Travis dealt the cards out so that they had twenty cards each and three left in the kitty. Sue drank some of her water before picking up her hand. She was still exhausted from the walk here and from the pastor’s sermon. She had learnt that the rules were ten cards were left on the table in pairs, half of each pair face-down. The other ten cards became your hand. The cards were all well-used.
“Six hearts,” she started the betting.
Travis studies his prospects. He noticed the twos, threes and black fours sitting in the red cardboard case beside his tea with the elevens, twelves, thirteens and one joker. Brandy was preferable to tea but he didn’t like being the only one drinking. Sue followed his glance and continued looking around the room. An old fan battled the summer heat from the corner. The only other thing to look at was the battered double bed by the window. Sue didn’t want to look at it yet.
“Misere,” said Travis.
“Are you serious?” said Sue.
“Yep, we should finish the game. Let’s play this hand and let that be all,” he said.
They began to play. When he got excited Sue thought he must have had more than two hands. Travis fancied Casanova was also good at card games. He lost all the tricks until he found the other joker amongst his face-down cards. They both threw down the remains of their hands.
“You won by over three-hundred points,” he said.
“Woo,” she said.
They stood up. Sue put the glasses away while he shuffled the cards back into their box. Then he began to unbutton his shirt. She stood there looking nervous so Travis kissed her as he had many times before.
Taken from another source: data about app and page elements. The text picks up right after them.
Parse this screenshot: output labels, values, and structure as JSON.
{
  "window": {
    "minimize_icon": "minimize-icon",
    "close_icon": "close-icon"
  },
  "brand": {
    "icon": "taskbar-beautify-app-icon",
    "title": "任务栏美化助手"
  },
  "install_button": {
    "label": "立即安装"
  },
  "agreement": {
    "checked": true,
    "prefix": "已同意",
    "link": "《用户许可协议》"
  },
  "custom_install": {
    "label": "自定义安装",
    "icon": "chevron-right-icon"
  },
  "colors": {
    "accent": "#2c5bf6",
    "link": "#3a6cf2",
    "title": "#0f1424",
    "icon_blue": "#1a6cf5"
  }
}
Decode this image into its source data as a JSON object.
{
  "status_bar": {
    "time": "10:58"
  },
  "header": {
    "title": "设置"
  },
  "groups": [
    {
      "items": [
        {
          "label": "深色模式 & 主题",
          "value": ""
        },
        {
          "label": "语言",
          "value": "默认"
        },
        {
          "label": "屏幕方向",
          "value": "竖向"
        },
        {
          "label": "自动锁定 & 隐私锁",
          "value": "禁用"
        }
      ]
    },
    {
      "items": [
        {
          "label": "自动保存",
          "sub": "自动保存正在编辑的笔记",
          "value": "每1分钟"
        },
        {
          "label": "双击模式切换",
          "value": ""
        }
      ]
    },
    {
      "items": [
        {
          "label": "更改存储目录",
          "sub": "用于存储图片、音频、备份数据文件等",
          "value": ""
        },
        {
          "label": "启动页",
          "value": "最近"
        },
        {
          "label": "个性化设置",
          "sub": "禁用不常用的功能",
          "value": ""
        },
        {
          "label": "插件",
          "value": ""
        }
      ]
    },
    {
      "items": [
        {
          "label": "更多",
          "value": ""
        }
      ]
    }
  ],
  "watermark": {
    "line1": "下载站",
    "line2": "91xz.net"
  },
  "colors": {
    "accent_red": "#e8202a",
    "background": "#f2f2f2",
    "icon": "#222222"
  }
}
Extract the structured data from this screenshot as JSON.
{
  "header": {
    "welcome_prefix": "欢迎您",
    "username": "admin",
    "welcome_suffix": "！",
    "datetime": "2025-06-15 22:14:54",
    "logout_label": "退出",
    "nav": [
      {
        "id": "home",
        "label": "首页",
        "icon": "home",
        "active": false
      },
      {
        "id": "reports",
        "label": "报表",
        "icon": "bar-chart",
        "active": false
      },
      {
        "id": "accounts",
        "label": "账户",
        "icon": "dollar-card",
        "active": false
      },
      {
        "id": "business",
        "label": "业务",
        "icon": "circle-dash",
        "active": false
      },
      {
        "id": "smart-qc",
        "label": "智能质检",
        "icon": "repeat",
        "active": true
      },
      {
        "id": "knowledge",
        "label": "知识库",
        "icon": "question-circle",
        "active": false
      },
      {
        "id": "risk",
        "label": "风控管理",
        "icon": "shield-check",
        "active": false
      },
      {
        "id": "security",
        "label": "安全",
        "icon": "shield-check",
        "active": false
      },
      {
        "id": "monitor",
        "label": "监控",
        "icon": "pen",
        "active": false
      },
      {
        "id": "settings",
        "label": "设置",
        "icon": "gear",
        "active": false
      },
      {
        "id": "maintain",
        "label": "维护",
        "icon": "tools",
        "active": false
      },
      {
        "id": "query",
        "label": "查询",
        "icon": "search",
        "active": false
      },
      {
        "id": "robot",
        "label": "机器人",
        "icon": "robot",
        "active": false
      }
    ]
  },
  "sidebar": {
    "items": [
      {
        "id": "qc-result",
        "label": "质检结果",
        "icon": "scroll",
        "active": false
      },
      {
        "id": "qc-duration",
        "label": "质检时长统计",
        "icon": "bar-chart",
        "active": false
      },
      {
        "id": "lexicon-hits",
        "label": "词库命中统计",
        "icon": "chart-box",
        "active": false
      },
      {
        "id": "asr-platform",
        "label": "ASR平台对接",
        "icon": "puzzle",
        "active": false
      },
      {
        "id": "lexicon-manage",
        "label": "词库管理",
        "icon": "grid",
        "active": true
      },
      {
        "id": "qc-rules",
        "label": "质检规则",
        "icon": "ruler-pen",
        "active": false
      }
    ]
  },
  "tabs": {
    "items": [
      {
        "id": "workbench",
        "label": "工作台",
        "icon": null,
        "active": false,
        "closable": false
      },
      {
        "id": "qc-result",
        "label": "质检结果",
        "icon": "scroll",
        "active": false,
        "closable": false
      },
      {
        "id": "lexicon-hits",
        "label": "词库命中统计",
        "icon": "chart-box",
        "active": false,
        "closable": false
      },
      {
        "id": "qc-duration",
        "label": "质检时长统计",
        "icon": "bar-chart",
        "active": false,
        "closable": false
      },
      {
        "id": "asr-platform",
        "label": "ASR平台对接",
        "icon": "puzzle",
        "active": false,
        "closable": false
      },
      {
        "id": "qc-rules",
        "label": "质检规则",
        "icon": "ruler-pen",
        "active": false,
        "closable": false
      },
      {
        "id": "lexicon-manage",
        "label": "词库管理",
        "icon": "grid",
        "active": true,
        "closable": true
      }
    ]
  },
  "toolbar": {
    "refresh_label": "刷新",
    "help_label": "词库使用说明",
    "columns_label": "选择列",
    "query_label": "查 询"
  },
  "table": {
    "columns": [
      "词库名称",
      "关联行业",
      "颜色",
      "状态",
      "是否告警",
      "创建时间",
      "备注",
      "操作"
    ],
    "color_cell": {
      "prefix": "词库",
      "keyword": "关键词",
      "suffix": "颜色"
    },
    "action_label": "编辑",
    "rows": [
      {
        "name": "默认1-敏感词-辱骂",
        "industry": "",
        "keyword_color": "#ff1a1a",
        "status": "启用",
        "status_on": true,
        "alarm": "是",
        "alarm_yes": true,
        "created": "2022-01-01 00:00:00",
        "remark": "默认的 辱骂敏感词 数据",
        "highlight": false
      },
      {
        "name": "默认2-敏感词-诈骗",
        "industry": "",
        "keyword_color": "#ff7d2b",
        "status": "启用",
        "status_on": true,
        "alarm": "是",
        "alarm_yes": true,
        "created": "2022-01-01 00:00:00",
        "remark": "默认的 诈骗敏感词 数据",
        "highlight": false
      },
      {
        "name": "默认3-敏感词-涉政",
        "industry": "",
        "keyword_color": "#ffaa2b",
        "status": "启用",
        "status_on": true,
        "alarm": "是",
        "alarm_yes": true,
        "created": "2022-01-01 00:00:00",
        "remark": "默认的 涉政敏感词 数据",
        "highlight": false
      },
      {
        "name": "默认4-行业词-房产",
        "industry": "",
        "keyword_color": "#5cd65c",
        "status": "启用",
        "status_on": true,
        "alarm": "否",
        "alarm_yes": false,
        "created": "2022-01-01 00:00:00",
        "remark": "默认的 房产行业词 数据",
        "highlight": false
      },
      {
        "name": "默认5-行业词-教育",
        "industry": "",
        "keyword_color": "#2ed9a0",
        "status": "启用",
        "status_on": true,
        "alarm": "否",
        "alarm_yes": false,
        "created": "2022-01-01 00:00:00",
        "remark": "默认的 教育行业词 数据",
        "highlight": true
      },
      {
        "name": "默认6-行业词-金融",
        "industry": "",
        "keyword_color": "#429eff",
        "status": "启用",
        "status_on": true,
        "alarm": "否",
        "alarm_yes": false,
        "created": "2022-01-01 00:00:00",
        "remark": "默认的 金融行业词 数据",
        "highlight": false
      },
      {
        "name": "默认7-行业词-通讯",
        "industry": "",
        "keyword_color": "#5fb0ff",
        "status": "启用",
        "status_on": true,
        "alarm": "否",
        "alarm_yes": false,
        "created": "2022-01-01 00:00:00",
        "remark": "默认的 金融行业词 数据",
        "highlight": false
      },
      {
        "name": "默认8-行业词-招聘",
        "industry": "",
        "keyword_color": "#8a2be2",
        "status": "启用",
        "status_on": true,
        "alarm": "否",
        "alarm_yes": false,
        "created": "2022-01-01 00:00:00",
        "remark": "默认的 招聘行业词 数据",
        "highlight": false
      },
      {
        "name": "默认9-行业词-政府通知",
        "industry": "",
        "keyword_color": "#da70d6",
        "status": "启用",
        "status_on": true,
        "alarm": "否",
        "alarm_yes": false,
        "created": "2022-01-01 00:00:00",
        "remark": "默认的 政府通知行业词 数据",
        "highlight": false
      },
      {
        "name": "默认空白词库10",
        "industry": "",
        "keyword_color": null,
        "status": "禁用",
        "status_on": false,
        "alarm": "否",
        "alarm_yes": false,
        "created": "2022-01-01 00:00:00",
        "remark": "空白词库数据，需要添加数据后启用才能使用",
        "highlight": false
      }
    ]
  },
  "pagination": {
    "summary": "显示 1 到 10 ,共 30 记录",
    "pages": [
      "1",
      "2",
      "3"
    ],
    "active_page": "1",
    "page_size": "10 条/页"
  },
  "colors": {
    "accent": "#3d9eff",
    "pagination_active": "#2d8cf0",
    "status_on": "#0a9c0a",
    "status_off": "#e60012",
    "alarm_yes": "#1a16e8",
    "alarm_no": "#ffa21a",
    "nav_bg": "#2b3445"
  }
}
After a while he began to take Sue’s skirt off as he had tried many times before.
“I didn’t want to do this until we were married,” she said.
“I know. It’s strange there was only a double-bed left,” said Travis
Sue studied the bits of clothing spread across the dirty floorboards. With her foot she slid his pants away from an exposed nail. Sue moved away and lay face-down upon the bed.
“I hate that smoke smell,” she whispered.
“Is it bad? I can’t even notice it,” he said. Travis moved and set himself next to her. He took one breath before he rolled onto her side to face her. She was beautiful. She was probably the most beautiful girl he would ever sleep with. He’d defiantly never spent so much effort on one girl.
“Look, you know we’ll get married. We’ve been a talking about it for a while. I’ll start looking for a ring when we get back,” he said. She turned over and smiled at him. Then Sue ran her hand through his shabby hair. Travis came closer. Their lips were just not touching, like two cards separated by another. In this way he made her kiss him.
He turned off the light and they didn’t talk for a while. The pastor’s son in the next room scoffed and turned his radio up. Afterwards Sue felt no need for a blanket. They were still too hot. The little fan would never cool the room down again. All it did was add its rattly tune to the orchestra of crickets outside. She fell asleep against his chest. He whispered that he loved her before nodding off himself.
Half way through the night Sue woke up to the sound of him putting his belt on.
“Where are you going?” She said. Sue sat up in bed.
“I desperately need a smoke,” said Travis.
“Oh.” Sue sank back onto the mattress. “Go on then.”
When he finally had gathered his things he looked back from the open doorway to see how she was.
“I’ll miss you,” Sue said. She could see the brilliance of his smile.
Outside he huddled under a lamp along with all matter of insects and parasites. The crickets were louder than the city traffic. Travis laid two papers in a stranger’s windowsill and sifted the tobacco in two neat files within them. After rolling them he put the paraphilia back in his pockets. There was something else in his left pocket. He withdrew the church bulletin and noted the highlighted gospel.
Mark 14:29 Peter declared: “Even if all fall away, I will not.”
But Travis knew how the story ended. He wanted to throw the paper to the floor but he folded it back into his pocket. He’d had been listening to sermons for three months and he still did not understand what any of it meant. He thought of Sue’s face, lying in their bed. Leaving one rolled cigarette on the windowsill he struck a match and lit the other. The smoke rose out of him, past the light and into the heavens. You could see the stars easily out there.
Travis stamped out the first cigarette and lit the second. After inhaling, he made an oval with his lips and puffed out in bursts, feeling a motion within his throat. The shapes that came out were flimsy clouds, a line, a tail but not a ring. He breathed in again. He tried to remember what his friend had taught him. At last he puffed what may have been considered circular and sacred. It was hard to tell in the light.
He was still smoking the last of the cigarette when he past the pastor’s son’s door. It must have been three in the morning but the man was saying Hail Mary after Hail Mary. Travis shook his head and crushed the cigarette in the doorway. The door to their own room creaked when he entered.
“I was afraid you’d never come back,” she said. Travis quickly removed everything he was wearing and lay down beside her.
“So was I,” he said.
He put his arm around her waist and held her close. Sue held his arm lightly. She stayed awake awhile just to feel his touch and listen to the crickets.